_Entries from a dataset of interfaces:_
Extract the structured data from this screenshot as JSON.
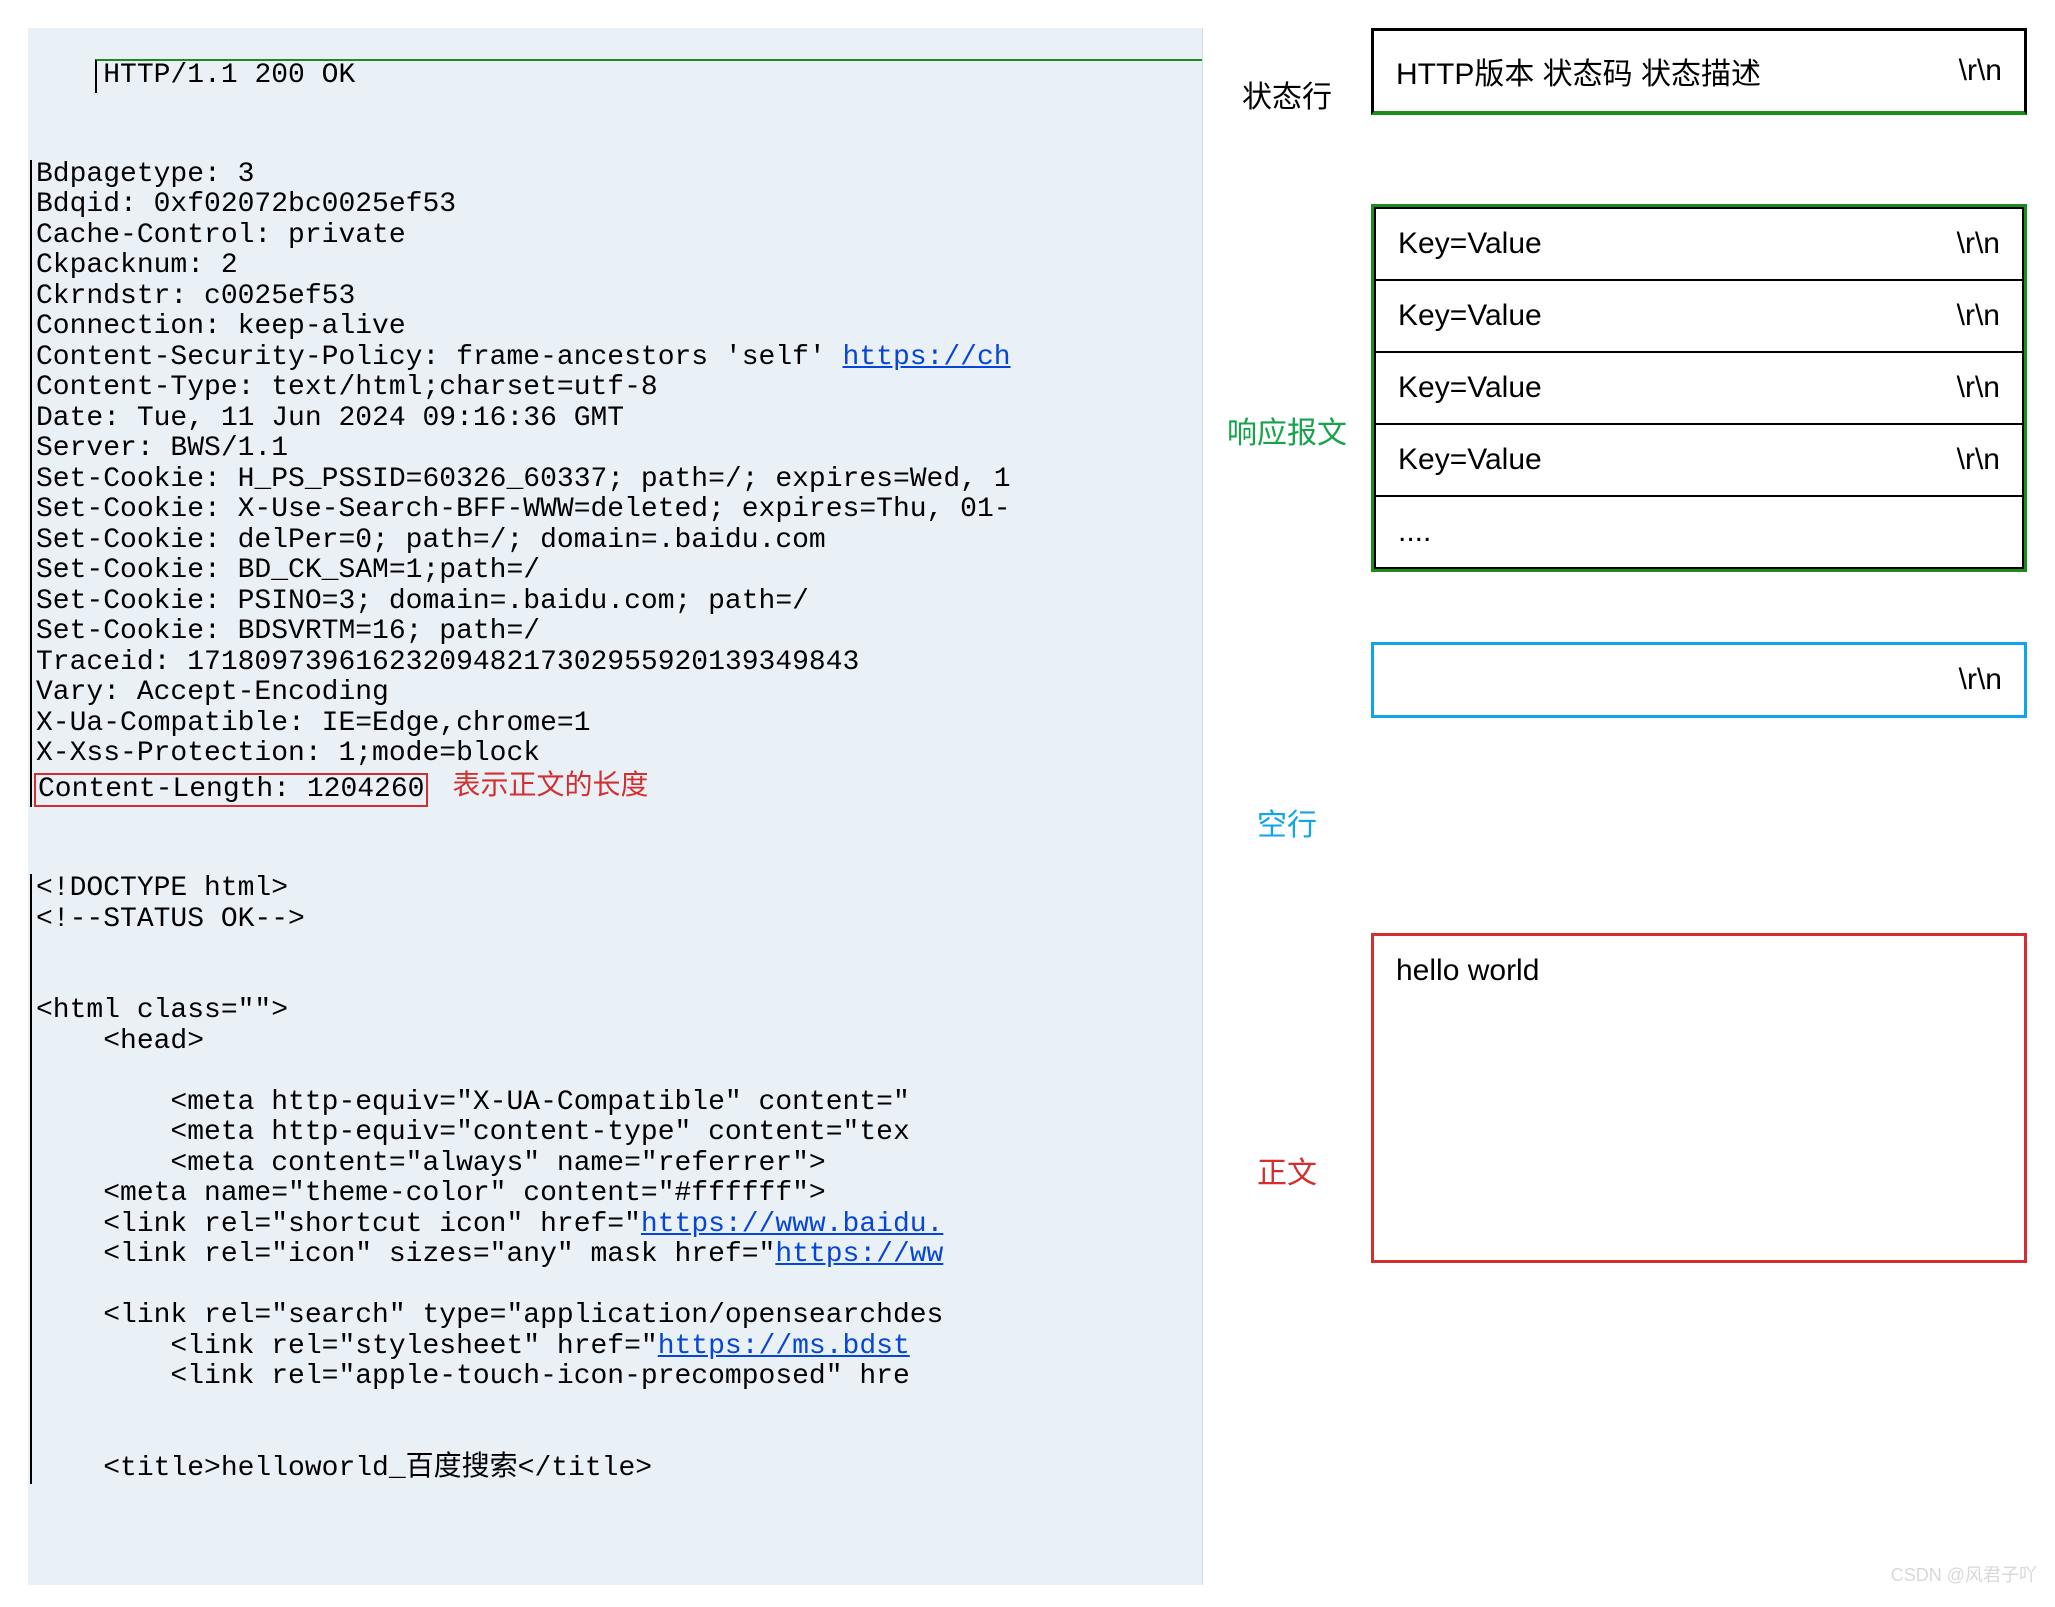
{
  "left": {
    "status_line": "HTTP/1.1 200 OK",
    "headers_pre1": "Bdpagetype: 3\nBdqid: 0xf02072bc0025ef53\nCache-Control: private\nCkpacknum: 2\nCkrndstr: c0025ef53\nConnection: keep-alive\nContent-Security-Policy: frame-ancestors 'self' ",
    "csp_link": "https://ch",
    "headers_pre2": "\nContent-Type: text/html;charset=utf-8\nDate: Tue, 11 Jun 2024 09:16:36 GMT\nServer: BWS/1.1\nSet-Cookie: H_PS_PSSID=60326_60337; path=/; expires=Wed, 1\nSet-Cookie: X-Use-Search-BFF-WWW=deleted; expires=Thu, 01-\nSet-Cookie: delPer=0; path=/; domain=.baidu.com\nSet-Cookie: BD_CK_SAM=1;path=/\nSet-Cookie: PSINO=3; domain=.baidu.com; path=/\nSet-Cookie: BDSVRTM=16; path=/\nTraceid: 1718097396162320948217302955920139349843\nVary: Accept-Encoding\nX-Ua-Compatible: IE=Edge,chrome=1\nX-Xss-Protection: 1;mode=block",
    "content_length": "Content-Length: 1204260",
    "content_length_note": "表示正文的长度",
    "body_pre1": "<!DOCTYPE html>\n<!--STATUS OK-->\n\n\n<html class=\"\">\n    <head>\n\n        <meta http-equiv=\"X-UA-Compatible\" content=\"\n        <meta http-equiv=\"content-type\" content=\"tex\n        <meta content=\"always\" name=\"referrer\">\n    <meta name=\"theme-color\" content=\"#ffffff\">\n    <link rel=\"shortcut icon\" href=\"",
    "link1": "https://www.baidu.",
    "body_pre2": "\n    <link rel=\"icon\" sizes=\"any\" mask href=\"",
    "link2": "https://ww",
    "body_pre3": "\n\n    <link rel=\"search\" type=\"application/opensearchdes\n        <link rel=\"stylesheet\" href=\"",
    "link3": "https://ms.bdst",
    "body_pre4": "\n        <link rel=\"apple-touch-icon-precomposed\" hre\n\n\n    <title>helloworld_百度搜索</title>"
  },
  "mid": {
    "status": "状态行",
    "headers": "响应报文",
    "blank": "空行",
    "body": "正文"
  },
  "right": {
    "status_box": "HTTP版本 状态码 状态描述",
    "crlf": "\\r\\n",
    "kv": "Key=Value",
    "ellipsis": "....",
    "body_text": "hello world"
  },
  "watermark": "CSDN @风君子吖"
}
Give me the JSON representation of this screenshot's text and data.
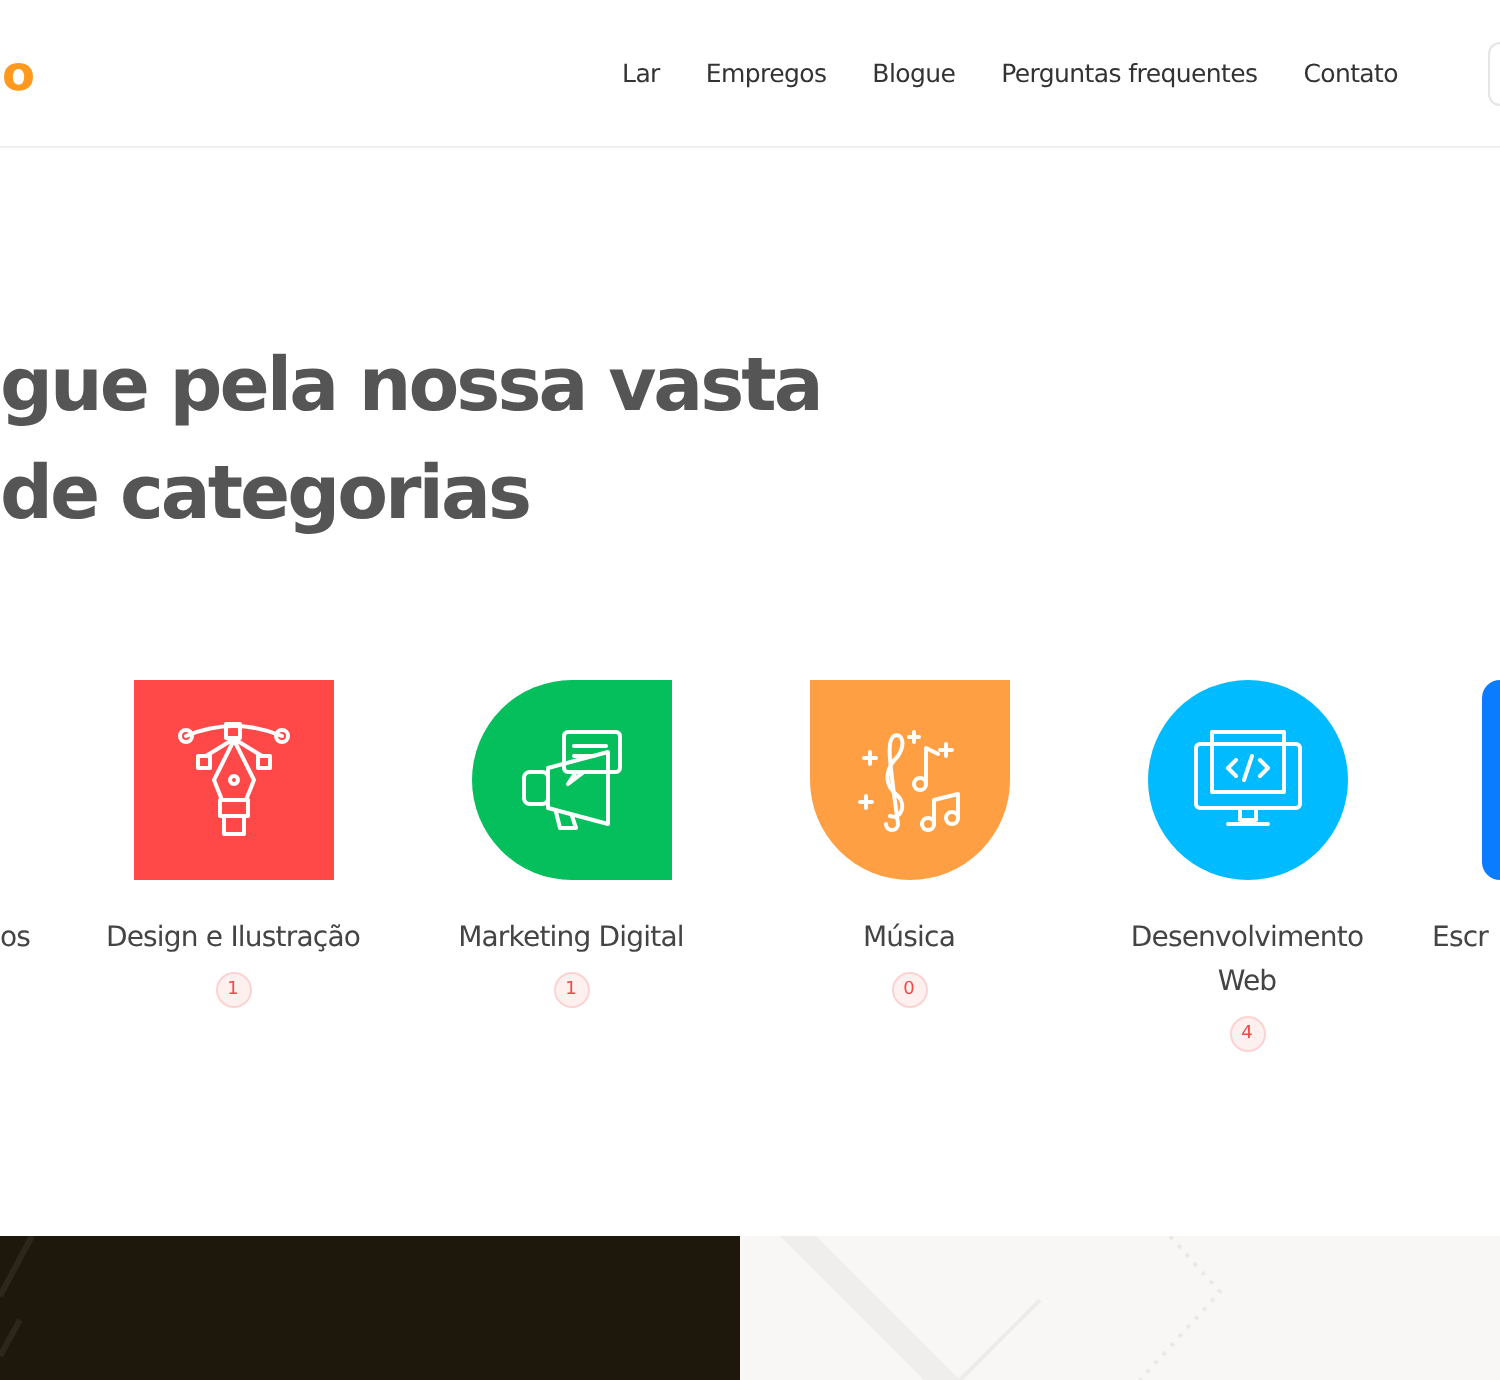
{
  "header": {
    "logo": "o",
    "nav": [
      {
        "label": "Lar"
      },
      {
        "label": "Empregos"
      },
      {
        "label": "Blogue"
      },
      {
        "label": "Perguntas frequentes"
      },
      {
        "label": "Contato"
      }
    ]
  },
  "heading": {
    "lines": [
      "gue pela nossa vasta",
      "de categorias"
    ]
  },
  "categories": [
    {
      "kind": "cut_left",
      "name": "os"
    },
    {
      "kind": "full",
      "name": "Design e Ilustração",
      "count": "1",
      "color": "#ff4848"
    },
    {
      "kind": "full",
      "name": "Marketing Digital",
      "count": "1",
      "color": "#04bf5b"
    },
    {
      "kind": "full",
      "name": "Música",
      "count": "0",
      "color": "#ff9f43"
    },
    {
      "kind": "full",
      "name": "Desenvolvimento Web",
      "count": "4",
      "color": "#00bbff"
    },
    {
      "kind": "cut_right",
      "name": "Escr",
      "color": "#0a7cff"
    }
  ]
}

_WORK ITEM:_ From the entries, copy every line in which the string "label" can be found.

_RESPONSE BELOW:_
        "label": "Lar"
        "label": "Empregos"
        "label": "Blogue"
        "label": "Perguntas frequentes"
        "label": "Contato"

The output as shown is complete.